Let the same happen for South Florida. This grandest week for global soccer isn't lacking for drama here. Local TV ratings indicate no U.S. market more than Miami is watching the World Cup, and that built-in passion for futbol is being counted on to make an MLS team thrive here. starting in 2020.
The waiting fan base and a great ownership group headed by Beckham and the Mas family bode very well for MLS Miami.
Need a place to play, though. Sort of important. A jewel of a new stadium as the foundation of the franchise.
Beckham dreamed big. Give him that. He envisioned a postcard stadium, downtown on the waterfront, within view of the Heat arena. Too many obstacles led to a purchase of land in Overtown. But that was an undesired alternative all along, and if you didn't know it, you got a pretty fair clue that day this past January as the Beckham group staged a lavish event the day Miami officially became MLS' 25th franchise.
Speaker after speaker touted MLS in Miami. Not once was the word "Overtown" mentioned.
Melreese Country Club, near Miami International Airport, not quite six miles west of downtown, is a better alternative.
"If it doesn't happen here, it isn't going anywhere else in Miami," Mas told us of the new stadium. (Somewhere outside the city limits, perhaps Doral, would be the next choice).
The Melreese site is not perfect because it would not have the panoramic vista of a waterfront or the majesty of a downtown skyline.
It also is not perfect because the existing Melreese golf complex has been a community fixture since the early 1960s, thanks largely to the great works of the DeLuca family, and plenty of potentially displaced golfers are upset at the idea of being paved over for a soccer complex.
It is close to perfect, though, in the vision of a "world class soccer village and technology hub" outlined Sunday with a teaser video of Miami Freedom Park. The video depicts a 25,000-seat soccer stadium, 23 acres of public youth soccer fields, 750 hotel rooms and 110 acres of permanent open green space. There are assurances of the Beckham group paying fair market value for the land, creating 11,000 jobs over three years, and paying $44 million annually in tax revenue.
The redevelopment of Melreese would be a small sacrifice to the overall public good. It also bears reminding that a golf course is not a public park. It is a place where people pay to play. The soccer-themed park, between the open space and the soccer fields, would be much more of a public park per se than Melreese is.
I'm a golfer, by the way (a bad one), and I can tell you Melreese closing would not be a hardship for most who play there. Courses are everywhere. The Miami Springs course is a mile away, for example.
Mas also emphasizes that Melreese's renowned First Tee program, a national initiative to encourage golf from an early age, would not cease to exist if displaced from Melreese. Other courses would step up to absorb it. As an assurance, the Beckham group should guarantee that First Tee would always have a home as a part of its sprawling acreage.

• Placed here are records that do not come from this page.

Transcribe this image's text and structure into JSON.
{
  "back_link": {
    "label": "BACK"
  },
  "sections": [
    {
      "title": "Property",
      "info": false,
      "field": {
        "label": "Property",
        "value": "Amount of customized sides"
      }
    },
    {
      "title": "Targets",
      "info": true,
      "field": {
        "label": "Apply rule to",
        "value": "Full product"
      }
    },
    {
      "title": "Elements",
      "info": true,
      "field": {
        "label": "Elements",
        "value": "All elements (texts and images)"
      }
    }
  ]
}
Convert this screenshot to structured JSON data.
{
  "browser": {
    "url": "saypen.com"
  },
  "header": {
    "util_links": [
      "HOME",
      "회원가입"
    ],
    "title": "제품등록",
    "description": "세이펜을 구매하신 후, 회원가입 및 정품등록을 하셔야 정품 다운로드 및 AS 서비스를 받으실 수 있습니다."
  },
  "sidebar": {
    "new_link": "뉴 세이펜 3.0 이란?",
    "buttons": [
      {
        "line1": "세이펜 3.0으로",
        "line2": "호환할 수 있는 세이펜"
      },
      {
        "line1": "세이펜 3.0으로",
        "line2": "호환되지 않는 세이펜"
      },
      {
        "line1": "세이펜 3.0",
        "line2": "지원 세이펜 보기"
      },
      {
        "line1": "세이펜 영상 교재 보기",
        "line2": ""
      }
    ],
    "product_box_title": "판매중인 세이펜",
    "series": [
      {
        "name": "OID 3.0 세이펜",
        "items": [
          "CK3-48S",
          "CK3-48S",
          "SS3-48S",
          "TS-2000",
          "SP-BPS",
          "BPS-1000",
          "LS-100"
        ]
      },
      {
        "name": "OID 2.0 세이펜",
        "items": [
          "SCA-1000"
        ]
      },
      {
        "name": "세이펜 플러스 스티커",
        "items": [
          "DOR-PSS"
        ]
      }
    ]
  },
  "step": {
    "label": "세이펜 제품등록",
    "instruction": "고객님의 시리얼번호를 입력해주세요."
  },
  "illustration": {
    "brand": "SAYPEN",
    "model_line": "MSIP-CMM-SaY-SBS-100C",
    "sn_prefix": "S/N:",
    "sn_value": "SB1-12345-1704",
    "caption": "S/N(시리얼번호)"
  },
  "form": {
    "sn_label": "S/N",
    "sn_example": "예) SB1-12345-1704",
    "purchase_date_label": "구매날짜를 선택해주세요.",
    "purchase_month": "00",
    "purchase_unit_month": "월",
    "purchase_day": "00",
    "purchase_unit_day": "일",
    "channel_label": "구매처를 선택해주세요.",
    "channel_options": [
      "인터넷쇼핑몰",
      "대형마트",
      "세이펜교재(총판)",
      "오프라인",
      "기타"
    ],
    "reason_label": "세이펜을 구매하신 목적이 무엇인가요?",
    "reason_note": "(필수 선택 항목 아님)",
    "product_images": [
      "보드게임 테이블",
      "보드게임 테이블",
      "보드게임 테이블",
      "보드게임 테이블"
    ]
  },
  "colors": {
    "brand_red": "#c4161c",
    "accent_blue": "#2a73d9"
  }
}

The whole thing can get rolling, or be stopped in its tracks, with Thursday's commission vote.
And those four words that are all about freedom keeping coming back...
Let the voters decide.